Dataset content: Begin

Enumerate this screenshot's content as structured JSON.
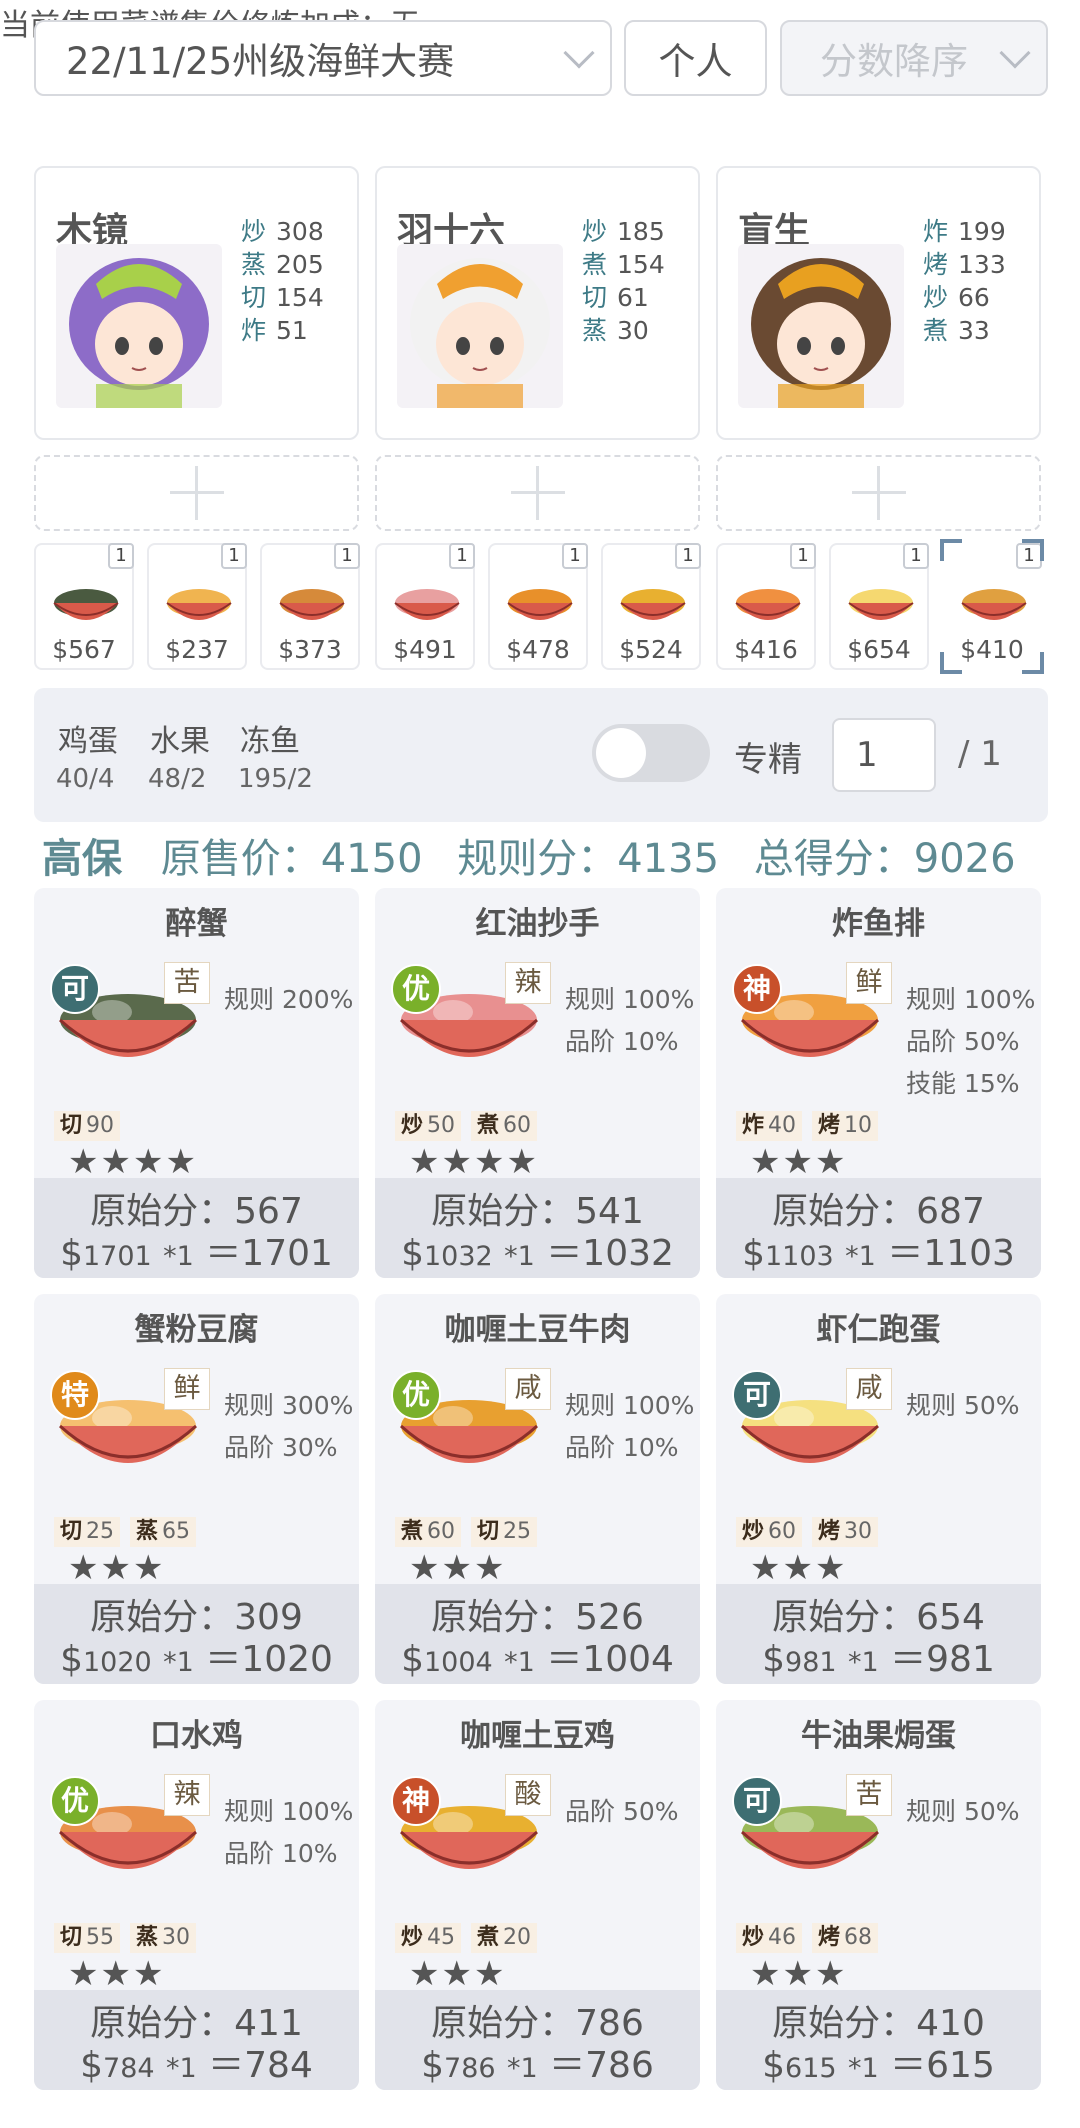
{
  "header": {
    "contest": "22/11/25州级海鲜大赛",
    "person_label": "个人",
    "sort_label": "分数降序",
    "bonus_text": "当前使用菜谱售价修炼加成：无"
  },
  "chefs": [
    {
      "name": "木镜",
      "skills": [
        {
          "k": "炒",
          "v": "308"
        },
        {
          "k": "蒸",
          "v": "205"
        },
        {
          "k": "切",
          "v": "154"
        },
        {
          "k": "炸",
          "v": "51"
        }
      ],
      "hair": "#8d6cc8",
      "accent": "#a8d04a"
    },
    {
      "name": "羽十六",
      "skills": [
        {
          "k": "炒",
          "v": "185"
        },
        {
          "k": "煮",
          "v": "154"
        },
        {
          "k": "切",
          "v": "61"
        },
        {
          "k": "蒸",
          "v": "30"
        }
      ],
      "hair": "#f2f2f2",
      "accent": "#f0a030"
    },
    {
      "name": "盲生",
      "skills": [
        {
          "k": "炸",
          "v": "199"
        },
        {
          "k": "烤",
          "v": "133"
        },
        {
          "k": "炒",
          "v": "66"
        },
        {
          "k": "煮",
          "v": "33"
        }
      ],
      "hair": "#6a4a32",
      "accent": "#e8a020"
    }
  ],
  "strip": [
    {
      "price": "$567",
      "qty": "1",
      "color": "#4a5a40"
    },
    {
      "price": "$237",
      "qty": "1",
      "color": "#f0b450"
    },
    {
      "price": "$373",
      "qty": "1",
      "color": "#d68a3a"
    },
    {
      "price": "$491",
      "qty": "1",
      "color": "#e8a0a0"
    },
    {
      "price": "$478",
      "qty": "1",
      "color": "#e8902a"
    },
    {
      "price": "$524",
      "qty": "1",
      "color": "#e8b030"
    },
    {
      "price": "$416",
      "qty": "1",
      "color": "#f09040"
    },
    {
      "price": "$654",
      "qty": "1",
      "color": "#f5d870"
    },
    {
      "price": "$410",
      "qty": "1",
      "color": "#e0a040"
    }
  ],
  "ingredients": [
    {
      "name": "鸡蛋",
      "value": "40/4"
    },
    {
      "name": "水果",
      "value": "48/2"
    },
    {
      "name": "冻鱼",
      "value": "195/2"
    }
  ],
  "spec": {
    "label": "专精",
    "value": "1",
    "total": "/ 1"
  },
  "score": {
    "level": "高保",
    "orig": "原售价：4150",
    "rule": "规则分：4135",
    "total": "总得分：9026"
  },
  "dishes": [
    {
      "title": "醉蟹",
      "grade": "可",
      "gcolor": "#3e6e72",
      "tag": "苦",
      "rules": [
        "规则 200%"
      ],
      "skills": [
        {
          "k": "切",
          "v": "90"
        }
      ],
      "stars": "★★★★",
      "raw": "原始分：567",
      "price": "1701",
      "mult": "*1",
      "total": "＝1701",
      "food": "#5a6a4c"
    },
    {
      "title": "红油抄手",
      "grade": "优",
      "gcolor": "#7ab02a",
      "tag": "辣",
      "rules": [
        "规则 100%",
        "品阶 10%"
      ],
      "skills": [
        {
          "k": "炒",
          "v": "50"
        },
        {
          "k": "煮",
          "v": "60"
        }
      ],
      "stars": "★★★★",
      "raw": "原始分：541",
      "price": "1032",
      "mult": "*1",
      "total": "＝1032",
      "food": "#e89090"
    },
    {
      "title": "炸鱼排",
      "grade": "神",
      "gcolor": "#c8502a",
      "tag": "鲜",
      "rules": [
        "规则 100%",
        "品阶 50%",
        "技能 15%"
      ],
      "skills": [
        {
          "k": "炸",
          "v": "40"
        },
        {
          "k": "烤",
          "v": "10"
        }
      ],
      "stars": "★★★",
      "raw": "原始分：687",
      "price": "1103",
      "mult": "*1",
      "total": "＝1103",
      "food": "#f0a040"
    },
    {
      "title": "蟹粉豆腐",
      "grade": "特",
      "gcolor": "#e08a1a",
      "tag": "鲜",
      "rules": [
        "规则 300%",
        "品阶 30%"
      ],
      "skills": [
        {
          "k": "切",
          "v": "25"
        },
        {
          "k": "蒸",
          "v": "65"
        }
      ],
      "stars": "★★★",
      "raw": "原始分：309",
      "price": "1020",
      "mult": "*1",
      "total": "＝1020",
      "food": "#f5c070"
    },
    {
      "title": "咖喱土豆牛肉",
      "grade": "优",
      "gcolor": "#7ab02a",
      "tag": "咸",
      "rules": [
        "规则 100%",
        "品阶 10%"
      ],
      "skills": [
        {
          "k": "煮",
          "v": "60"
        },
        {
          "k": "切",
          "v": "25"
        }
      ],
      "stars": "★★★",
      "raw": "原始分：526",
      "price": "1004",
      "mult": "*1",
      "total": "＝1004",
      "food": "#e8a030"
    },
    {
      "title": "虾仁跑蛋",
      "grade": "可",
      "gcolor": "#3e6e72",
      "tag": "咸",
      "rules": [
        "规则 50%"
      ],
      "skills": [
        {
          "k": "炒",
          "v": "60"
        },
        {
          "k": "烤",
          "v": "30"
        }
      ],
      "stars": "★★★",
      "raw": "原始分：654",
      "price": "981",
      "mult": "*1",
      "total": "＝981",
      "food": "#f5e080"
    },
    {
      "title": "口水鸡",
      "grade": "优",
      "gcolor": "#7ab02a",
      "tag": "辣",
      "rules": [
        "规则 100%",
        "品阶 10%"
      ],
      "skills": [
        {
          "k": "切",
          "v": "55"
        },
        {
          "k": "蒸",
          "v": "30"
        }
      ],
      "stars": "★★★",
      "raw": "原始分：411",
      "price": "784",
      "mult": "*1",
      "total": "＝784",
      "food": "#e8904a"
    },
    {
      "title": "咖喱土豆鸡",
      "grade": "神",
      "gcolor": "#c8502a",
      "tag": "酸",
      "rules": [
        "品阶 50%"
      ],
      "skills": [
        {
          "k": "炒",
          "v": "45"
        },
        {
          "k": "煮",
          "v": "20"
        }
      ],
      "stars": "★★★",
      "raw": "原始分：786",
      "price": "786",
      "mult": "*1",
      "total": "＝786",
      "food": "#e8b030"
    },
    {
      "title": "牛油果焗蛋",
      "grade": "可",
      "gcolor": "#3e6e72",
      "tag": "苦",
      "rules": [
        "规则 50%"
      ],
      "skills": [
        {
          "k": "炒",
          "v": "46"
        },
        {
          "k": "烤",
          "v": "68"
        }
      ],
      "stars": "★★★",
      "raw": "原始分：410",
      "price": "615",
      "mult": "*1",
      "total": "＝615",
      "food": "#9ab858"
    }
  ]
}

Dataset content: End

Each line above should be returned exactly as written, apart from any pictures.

Enumerate this screenshot's content as structured JSON.
{
  "header": {
    "contest": "22/11/25州级海鲜大赛",
    "person_label": "个人",
    "sort_label": "分数降序",
    "bonus_text": "当前使用菜谱售价修炼加成：无"
  },
  "chefs": [
    {
      "name": "木镜",
      "skills": [
        {
          "k": "炒",
          "v": "308"
        },
        {
          "k": "蒸",
          "v": "205"
        },
        {
          "k": "切",
          "v": "154"
        },
        {
          "k": "炸",
          "v": "51"
        }
      ],
      "hair": "#8d6cc8",
      "accent": "#a8d04a"
    },
    {
      "name": "羽十六",
      "skills": [
        {
          "k": "炒",
          "v": "185"
        },
        {
          "k": "煮",
          "v": "154"
        },
        {
          "k": "切",
          "v": "61"
        },
        {
          "k": "蒸",
          "v": "30"
        }
      ],
      "hair": "#f2f2f2",
      "accent": "#f0a030"
    },
    {
      "name": "盲生",
      "skills": [
        {
          "k": "炸",
          "v": "199"
        },
        {
          "k": "烤",
          "v": "133"
        },
        {
          "k": "炒",
          "v": "66"
        },
        {
          "k": "煮",
          "v": "33"
        }
      ],
      "hair": "#6a4a32",
      "accent": "#e8a020"
    }
  ],
  "strip": [
    {
      "price": "$567",
      "qty": "1",
      "color": "#4a5a40"
    },
    {
      "price": "$237",
      "qty": "1",
      "color": "#f0b450"
    },
    {
      "price": "$373",
      "qty": "1",
      "color": "#d68a3a"
    },
    {
      "price": "$491",
      "qty": "1",
      "color": "#e8a0a0"
    },
    {
      "price": "$478",
      "qty": "1",
      "color": "#e8902a"
    },
    {
      "price": "$524",
      "qty": "1",
      "color": "#e8b030"
    },
    {
      "price": "$416",
      "qty": "1",
      "color": "#f09040"
    },
    {
      "price": "$654",
      "qty": "1",
      "color": "#f5d870"
    },
    {
      "price": "$410",
      "qty": "1",
      "color": "#e0a040"
    }
  ],
  "ingredients": [
    {
      "name": "鸡蛋",
      "value": "40/4"
    },
    {
      "name": "水果",
      "value": "48/2"
    },
    {
      "name": "冻鱼",
      "value": "195/2"
    }
  ],
  "spec": {
    "label": "专精",
    "value": "1",
    "total": "/ 1"
  },
  "score": {
    "level": "高保",
    "orig": "原售价：4150",
    "rule": "规则分：4135",
    "total": "总得分：9026"
  },
  "dishes": [
    {
      "title": "醉蟹",
      "grade": "可",
      "gcolor": "#3e6e72",
      "tag": "苦",
      "rules": [
        "规则 200%"
      ],
      "skills": [
        {
          "k": "切",
          "v": "90"
        }
      ],
      "stars": "★★★★",
      "raw": "原始分：567",
      "price": "1701",
      "mult": "*1",
      "total": "＝1701",
      "food": "#5a6a4c"
    },
    {
      "title": "红油抄手",
      "grade": "优",
      "gcolor": "#7ab02a",
      "tag": "辣",
      "rules": [
        "规则 100%",
        "品阶 10%"
      ],
      "skills": [
        {
          "k": "炒",
          "v": "50"
        },
        {
          "k": "煮",
          "v": "60"
        }
      ],
      "stars": "★★★★",
      "raw": "原始分：541",
      "price": "1032",
      "mult": "*1",
      "total": "＝1032",
      "food": "#e89090"
    },
    {
      "title": "炸鱼排",
      "grade": "神",
      "gcolor": "#c8502a",
      "tag": "鲜",
      "rules": [
        "规则 100%",
        "品阶 50%",
        "技能 15%"
      ],
      "skills": [
        {
          "k": "炸",
          "v": "40"
        },
        {
          "k": "烤",
          "v": "10"
        }
      ],
      "stars": "★★★",
      "raw": "原始分：687",
      "price": "1103",
      "mult": "*1",
      "total": "＝1103",
      "food": "#f0a040"
    },
    {
      "title": "蟹粉豆腐",
      "grade": "特",
      "gcolor": "#e08a1a",
      "tag": "鲜",
      "rules": [
        "规则 300%",
        "品阶 30%"
      ],
      "skills": [
        {
          "k": "切",
          "v": "25"
        },
        {
          "k": "蒸",
          "v": "65"
        }
      ],
      "stars": "★★★",
      "raw": "原始分：309",
      "price": "1020",
      "mult": "*1",
      "total": "＝1020",
      "food": "#f5c070"
    },
    {
      "title": "咖喱土豆牛肉",
      "grade": "优",
      "gcolor": "#7ab02a",
      "tag": "咸",
      "rules": [
        "规则 100%",
        "品阶 10%"
      ],
      "skills": [
        {
          "k": "煮",
          "v": "60"
        },
        {
          "k": "切",
          "v": "25"
        }
      ],
      "stars": "★★★",
      "raw": "原始分：526",
      "price": "1004",
      "mult": "*1",
      "total": "＝1004",
      "food": "#e8a030"
    },
    {
      "title": "虾仁跑蛋",
      "grade": "可",
      "gcolor": "#3e6e72",
      "tag": "咸",
      "rules": [
        "规则 50%"
      ],
      "skills": [
        {
          "k": "炒",
          "v": "60"
        },
        {
          "k": "烤",
          "v": "30"
        }
      ],
      "stars": "★★★",
      "raw": "原始分：654",
      "price": "981",
      "mult": "*1",
      "total": "＝981",
      "food": "#f5e080"
    },
    {
      "title": "口水鸡",
      "grade": "优",
      "gcolor": "#7ab02a",
      "tag": "辣",
      "rules": [
        "规则 100%",
        "品阶 10%"
      ],
      "skills": [
        {
          "k": "切",
          "v": "55"
        },
        {
          "k": "蒸",
          "v": "30"
        }
      ],
      "stars": "★★★",
      "raw": "原始分：411",
      "price": "784",
      "mult": "*1",
      "total": "＝784",
      "food": "#e8904a"
    },
    {
      "title": "咖喱土豆鸡",
      "grade": "神",
      "gcolor": "#c8502a",
      "tag": "酸",
      "rules": [
        "品阶 50%"
      ],
      "skills": [
        {
          "k": "炒",
          "v": "45"
        },
        {
          "k": "煮",
          "v": "20"
        }
      ],
      "stars": "★★★",
      "raw": "原始分：786",
      "price": "786",
      "mult": "*1",
      "total": "＝786",
      "food": "#e8b030"
    },
    {
      "title": "牛油果焗蛋",
      "grade": "可",
      "gcolor": "#3e6e72",
      "tag": "苦",
      "rules": [
        "规则 50%"
      ],
      "skills": [
        {
          "k": "炒",
          "v": "46"
        },
        {
          "k": "烤",
          "v": "68"
        }
      ],
      "stars": "★★★",
      "raw": "原始分：410",
      "price": "615",
      "mult": "*1",
      "total": "＝615",
      "food": "#9ab858"
    }
  ]
}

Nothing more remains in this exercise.